“Rhode Islanders should be empowered to choose what model of care is right for them,” Raimondo said in a statement. “For a lot of people that might mean choosing an individual provider they know and trust. This bill ensures that kind of individual care that helps people lives more independent lives can be provided in a structured, consumer-friendly and transparent way.”
The bill allows the individual provider workforce to collectively bargain. The state will train, certify, set wages and qualification standards for the workforce. The state will also maintain a list of certified individual providers from which individuals and their families can choose.
“I enjoy caring for my clients and ensuring they can get good consistent care,” said Cindy Dennis, an East Providence home care worker for four years and mother of four, who spoke at the bill signing. “But at times, the clients do not get the quality of care they deserve due to the high turnover and low pay of our field. This bill will give clients another choice for how they receive home care, and help give workers like me a living wage and a voice that is heard.”
“Presently, Rhode Island ranks 42nd in the nation in terms of investment in home care. Ninety percent of older Americans prefer home care. Not only is it more comfortable for seniors, it’s more cost-effective, as we’ve seen in states like Massachusetts. High-quality home care is what people want, and it saves money. I’m proud to support this effort to help make excellent home care available to more Rhode Islanders,” said Senator Mary Ellen Goodwin (D-Dist. 1, Providence).
Said Rep. Christopher R. Blazejewski (D-Dist. 2, Providence), “There is little question that people prefer to stay in their homes as long as possible. Particularly now, as the over-65 population in our state is rapidly expanding, Rhode Island must shift more of our long-term care resources toward supporting home care. Our legislation will help provide more options for home-based services, enhance access to them and establish standards that assure high-quality care.”
Home Care Group Expresses Concerns
Although the new law is backed by the Rhode Island Campaign for Home Care Independence and Choice, a coalition that includes the Senior Agenda Coalition, RI Working Families Party, RI Organizing Project, District 1199 SEIU New England, RI AFL-CIO, Economic Progress Institute and the RI Chapter of the National Organization of Women, the Rhode Island Partnership for Home Care opposed the legislation when it came before the Rhode Island General Assembly.
While most who testified before the Senate and House panel hearings came to tout the benefits of bringing IP caregivers into the homes of older Rhode Islanders and persons with disabilities, Nicholas A. Oliver, Executive Director of the Rhode Island Partnership for Home Care, saw the legislation’s impact differently. He sees the new policy “duplicative and costly.”
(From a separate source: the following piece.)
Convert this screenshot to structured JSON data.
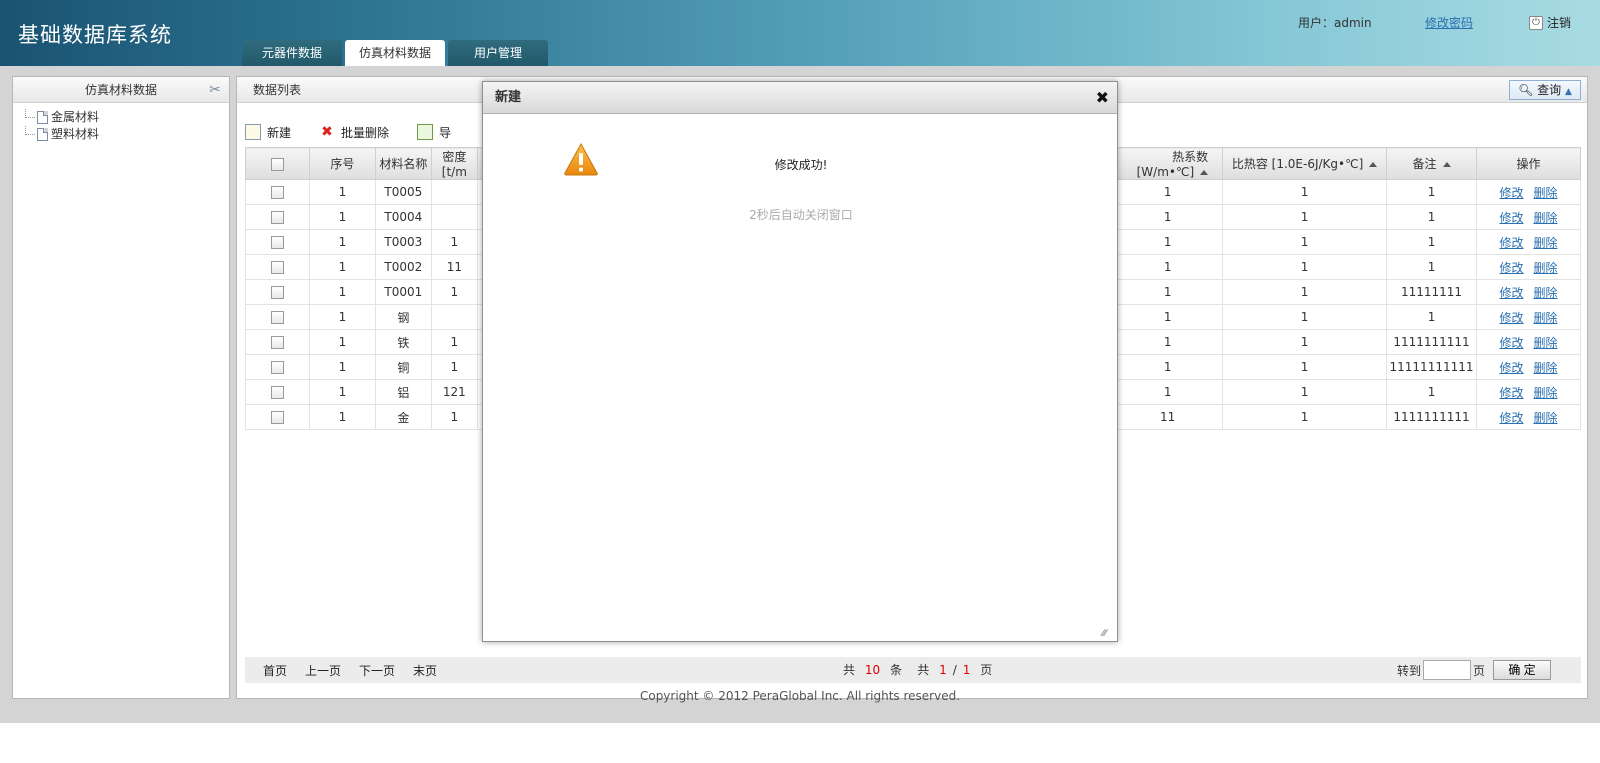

Oliver warned that Rhode Island will be authorizing untrained and unsupervised paraprofessionals to deliver healthcare to the state’s most frail seniors without Department of Health oversight, without adherence to national accreditation standards for personal care attendant service delivery and without protections against fraud, waste and abuse.
With the Rhode Island General Assembly bringing IPs into the state’s health care delivery system, the state’s Executive Office of Health and Human Services, granted authority by the legislation to develop the program, might just consider establishing a Task Force of experts to closely monitor the progress of the new IP program’s implementation to ensure that quality of care is being provided and to make suggestions for legislative fixes next year if operational problems are identified.